### EXERCISE DIRECTIONS
Extract every record, exactly as written, and ignore the pictures.

### MATERIAL PROVIDED
__________________________________________________
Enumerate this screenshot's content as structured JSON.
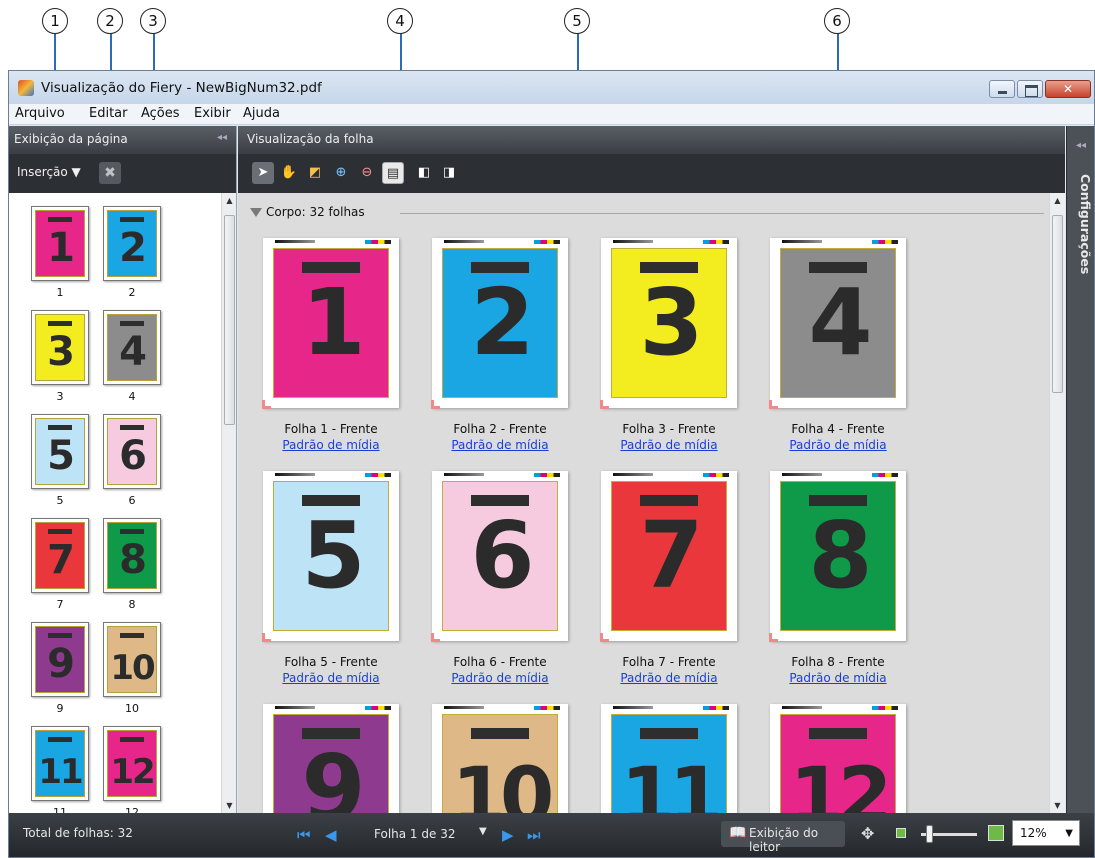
{
  "callouts": [
    "1",
    "2",
    "3",
    "4",
    "5",
    "6"
  ],
  "window": {
    "title": "Visualização do Fiery - NewBigNum32.pdf"
  },
  "menu": [
    "Arquivo",
    "Editar",
    "Ações",
    "Exibir",
    "Ajuda"
  ],
  "left_panel": {
    "title": "Exibição da página",
    "insert_label": "Inserção ▼",
    "thumbnails": [
      {
        "num": "1",
        "label": "1",
        "color": "#e7268a"
      },
      {
        "num": "2",
        "label": "2",
        "color": "#1aa6e2"
      },
      {
        "num": "3",
        "label": "3",
        "color": "#f3ec1e"
      },
      {
        "num": "4",
        "label": "4",
        "color": "#8c8c8c"
      },
      {
        "num": "5",
        "label": "5",
        "color": "#bde3f7"
      },
      {
        "num": "6",
        "label": "6",
        "color": "#f6cbe0"
      },
      {
        "num": "7",
        "label": "7",
        "color": "#e9373c"
      },
      {
        "num": "8",
        "label": "8",
        "color": "#0f9a4a"
      },
      {
        "num": "9",
        "label": "9",
        "color": "#8e3b8f"
      },
      {
        "num": "10",
        "label": "10",
        "color": "#deb886"
      },
      {
        "num": "11",
        "label": "11",
        "color": "#1aa6e2"
      },
      {
        "num": "12",
        "label": "12",
        "color": "#e7268a"
      }
    ]
  },
  "center_panel": {
    "title": "Visualização da folha",
    "section_label": "Corpo: 32 folhas",
    "sheets": [
      {
        "num": "1",
        "caption": "Folha 1 - Frente",
        "link": "Padrão de mídia",
        "color": "#e7268a"
      },
      {
        "num": "2",
        "caption": "Folha 2 - Frente",
        "link": "Padrão de mídia",
        "color": "#1aa6e2"
      },
      {
        "num": "3",
        "caption": "Folha 3 - Frente",
        "link": "Padrão de mídia",
        "color": "#f3ec1e"
      },
      {
        "num": "4",
        "caption": "Folha 4 - Frente",
        "link": "Padrão de mídia",
        "color": "#8c8c8c"
      },
      {
        "num": "5",
        "caption": "Folha 5 - Frente",
        "link": "Padrão de mídia",
        "color": "#bde3f7"
      },
      {
        "num": "6",
        "caption": "Folha 6 - Frente",
        "link": "Padrão de mídia",
        "color": "#f6cbe0"
      },
      {
        "num": "7",
        "caption": "Folha 7 - Frente",
        "link": "Padrão de mídia",
        "color": "#e9373c"
      },
      {
        "num": "8",
        "caption": "Folha 8 - Frente",
        "link": "Padrão de mídia",
        "color": "#0f9a4a"
      },
      {
        "num": "9",
        "caption": "",
        "link": "",
        "color": "#8e3b8f"
      },
      {
        "num": "10",
        "caption": "",
        "link": "",
        "color": "#deb886"
      },
      {
        "num": "11",
        "caption": "",
        "link": "",
        "color": "#1aa6e2"
      },
      {
        "num": "12",
        "caption": "",
        "link": "",
        "color": "#e7268a"
      }
    ]
  },
  "right_panel": {
    "label": "Configurações"
  },
  "status": {
    "total": "Total de folhas: 32",
    "page": "Folha 1 de 32",
    "reader_view": "Exibição do leitor",
    "zoom": "12%"
  },
  "icons": {
    "delete": "delete-x-icon",
    "tools": [
      "select-arrow-icon",
      "hand-pan-icon",
      "trim-box-icon",
      "zoom-in-icon",
      "zoom-out-icon",
      "page-view-icon",
      "insert-page-icon",
      "remove-page-icon"
    ]
  }
}
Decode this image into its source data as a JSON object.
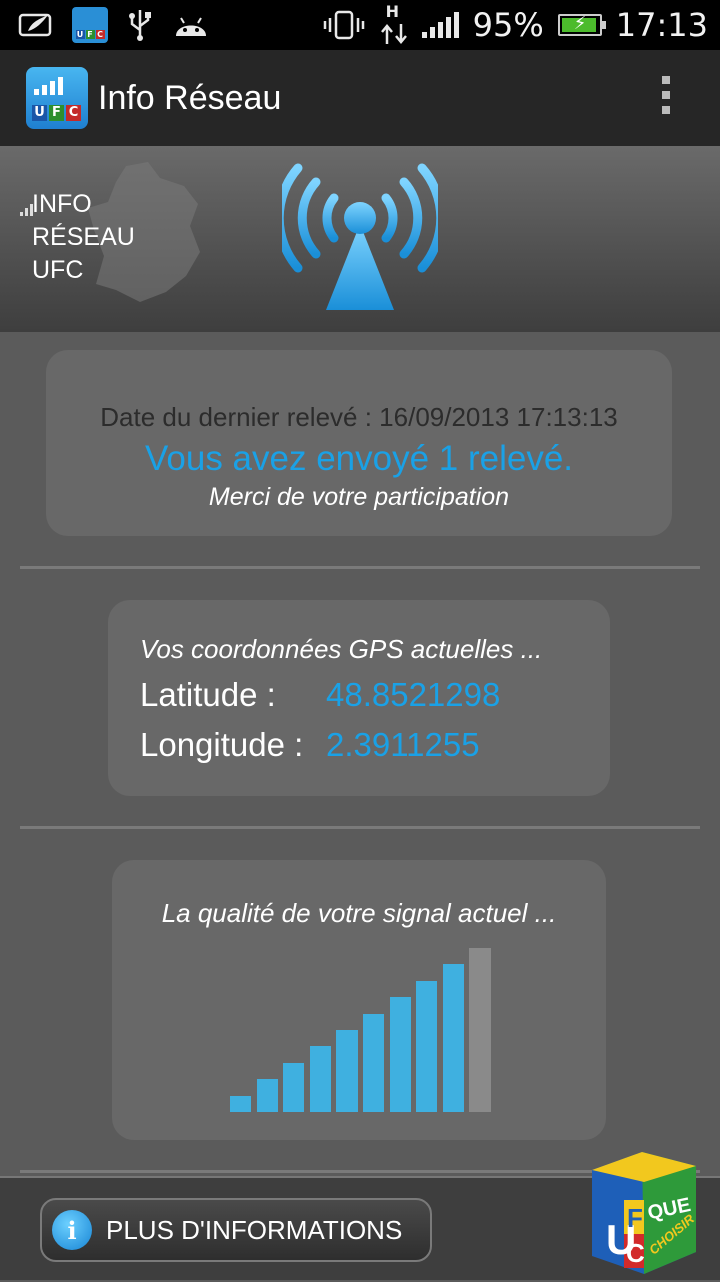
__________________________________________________
### PROBLEM SOLUTION
Enumerate this screenshot's content as structured JSON.
{
  "callouts": [
    "1",
    "2",
    "3",
    "4",
    "5",
    "6"
  ],
  "window": {
    "title": "Visualização do Fiery - NewBigNum32.pdf"
  },
  "menu": [
    "Arquivo",
    "Editar",
    "Ações",
    "Exibir",
    "Ajuda"
  ],
  "left_panel": {
    "title": "Exibição da página",
    "insert_label": "Inserção ▼",
    "thumbnails": [
      {
        "num": "1",
        "label": "1",
        "color": "#e7268a"
      },
      {
        "num": "2",
        "label": "2",
        "color": "#1aa6e2"
      },
      {
        "num": "3",
        "label": "3",
        "color": "#f3ec1e"
      },
      {
        "num": "4",
        "label": "4",
        "color": "#8c8c8c"
      },
      {
        "num": "5",
        "label": "5",
        "color": "#bde3f7"
      },
      {
        "num": "6",
        "label": "6",
        "color": "#f6cbe0"
      },
      {
        "num": "7",
        "label": "7",
        "color": "#e9373c"
      },
      {
        "num": "8",
        "label": "8",
        "color": "#0f9a4a"
      },
      {
        "num": "9",
        "label": "9",
        "color": "#8e3b8f"
      },
      {
        "num": "10",
        "label": "10",
        "color": "#deb886"
      },
      {
        "num": "11",
        "label": "11",
        "color": "#1aa6e2"
      },
      {
        "num": "12",
        "label": "12",
        "color": "#e7268a"
      }
    ]
  },
  "center_panel": {
    "title": "Visualização da folha",
    "section_label": "Corpo: 32 folhas",
    "sheets": [
      {
        "num": "1",
        "caption": "Folha 1 - Frente",
        "link": "Padrão de mídia",
        "color": "#e7268a"
      },
      {
        "num": "2",
        "caption": "Folha 2 - Frente",
        "link": "Padrão de mídia",
        "color": "#1aa6e2"
      },
      {
        "num": "3",
        "caption": "Folha 3 - Frente",
        "link": "Padrão de mídia",
        "color": "#f3ec1e"
      },
      {
        "num": "4",
        "caption": "Folha 4 - Frente",
        "link": "Padrão de mídia",
        "color": "#8c8c8c"
      },
      {
        "num": "5",
        "caption": "Folha 5 - Frente",
        "link": "Padrão de mídia",
        "color": "#bde3f7"
      },
      {
        "num": "6",
        "caption": "Folha 6 - Frente",
        "link": "Padrão de mídia",
        "color": "#f6cbe0"
      },
      {
        "num": "7",
        "caption": "Folha 7 - Frente",
        "link": "Padrão de mídia",
        "color": "#e9373c"
      },
      {
        "num": "8",
        "caption": "Folha 8 - Frente",
        "link": "Padrão de mídia",
        "color": "#0f9a4a"
      },
      {
        "num": "9",
        "caption": "",
        "link": "",
        "color": "#8e3b8f"
      },
      {
        "num": "10",
        "caption": "",
        "link": "",
        "color": "#deb886"
      },
      {
        "num": "11",
        "caption": "",
        "link": "",
        "color": "#1aa6e2"
      },
      {
        "num": "12",
        "caption": "",
        "link": "",
        "color": "#e7268a"
      }
    ]
  },
  "right_panel": {
    "label": "Configurações"
  },
  "status": {
    "total": "Total de folhas: 32",
    "page": "Folha 1 de 32",
    "reader_view": "Exibição do leitor",
    "zoom": "12%"
  },
  "icons": {
    "delete": "delete-x-icon",
    "tools": [
      "select-arrow-icon",
      "hand-pan-icon",
      "trim-box-icon",
      "zoom-in-icon",
      "zoom-out-icon",
      "page-view-icon",
      "insert-page-icon",
      "remove-page-icon"
    ]
  }
}
Decode this image into its source data as a JSON object.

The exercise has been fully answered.